He held up a newspaper that prominently displayed the state’s 4.9 percent June jobless figure and suggested the “fix” to the so-called Religious Freedom Restoration Act worked.

“I think our economy speaks for itself,” the governor said this past summer. “Our economy is strong and growing stronger.”

For Pence, the RFRA crisis, which sparked boycotts, scuttled previously announced business expansions and led tourists to cancel Indiana travel plans last year, is over.

Judging from Tuesday’s State of the State address, his opinion hasn’t changed.

“I will not support any bill that diminishes the religious freedom of Hoosiers or that interferes with the constitutional rights of our citizens to live out their beliefs in worship, service or work,” he said of extending civil rights protections to LGBT.

That’s why it’s important the Kokomo city council joins 12 other Indiana cities in extending protections against sexual-orientation and gender-identity discrimination. During a political debate we co-sponsored in April, council president Bob Hayes, vice president Mike Kennedy and then-council-candidate Steve Whikehart said they support adopting those protections.

The city council has yet to consider such a proposal.

RFRA was passed by a legislative supermajority of Republicans and signed into law in March. Its purpose, they said, was to prohibit laws that “substantially burden” a person, religious institution, business or association from following their religious beliefs.

Instead, it sparked a firestorm of condemnation from civil rights advocates, business leaders and others who saw it as a way to deny services to the LGBT community.

Several bills broadening Indiana’s civil rights law could receive hearings during this legislative session, which only began last week. Those changes must be made and signed into law — this year, governor.

Nothing changes unless there’s a crisis. And the one that enveloped Indiana last spring shone a spotlight on a belief among many in our state that they are justified in treating our gay and lesbian friends and family members with contempt.

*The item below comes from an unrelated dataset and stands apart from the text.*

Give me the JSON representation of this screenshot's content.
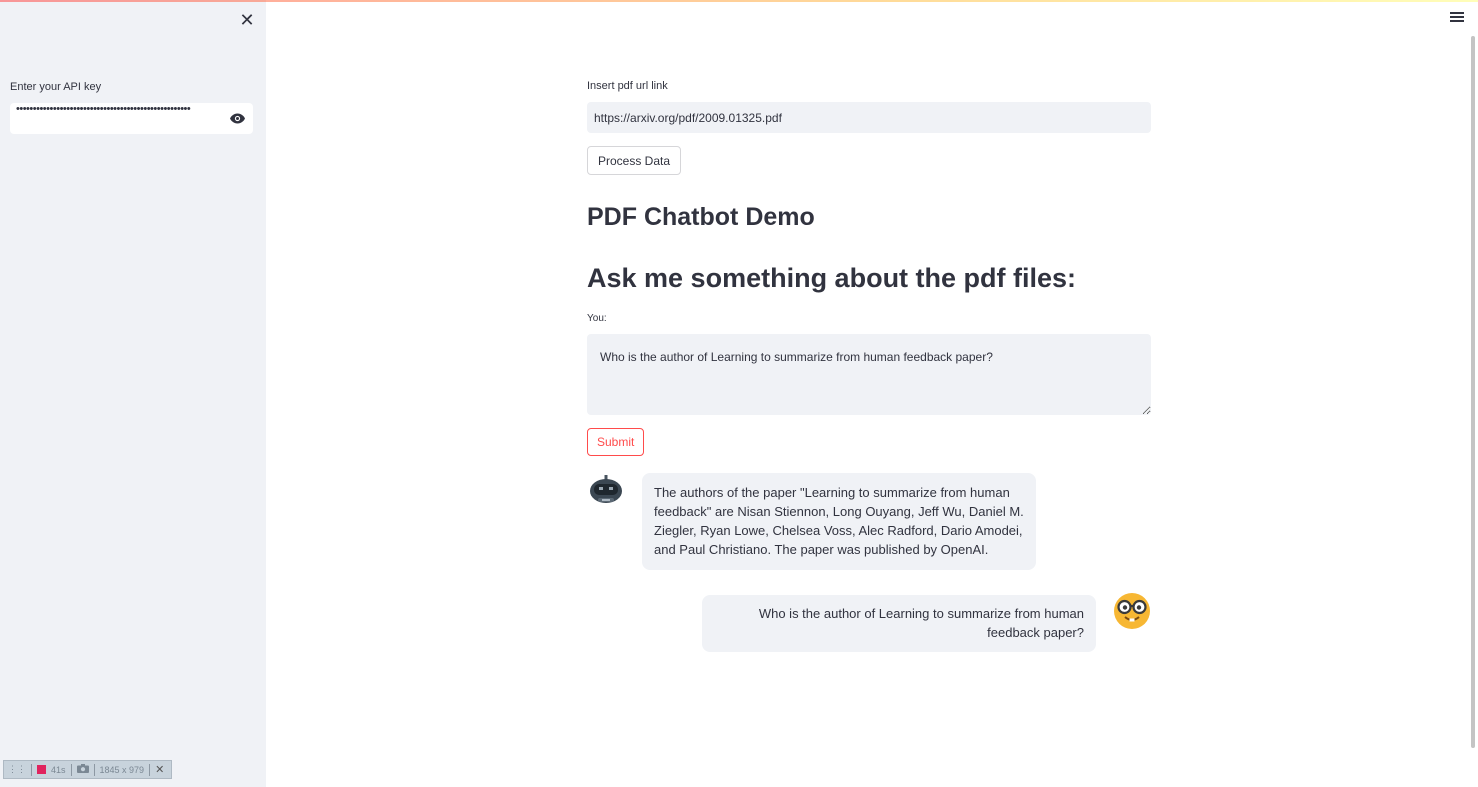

Bob Hayes, Mike Kennedy, Steve Whikehart and other councilmembers must codify civil rights protections for Kokomo’s LGBT. The council must do the right thing and pressure state lawmakers to do the same.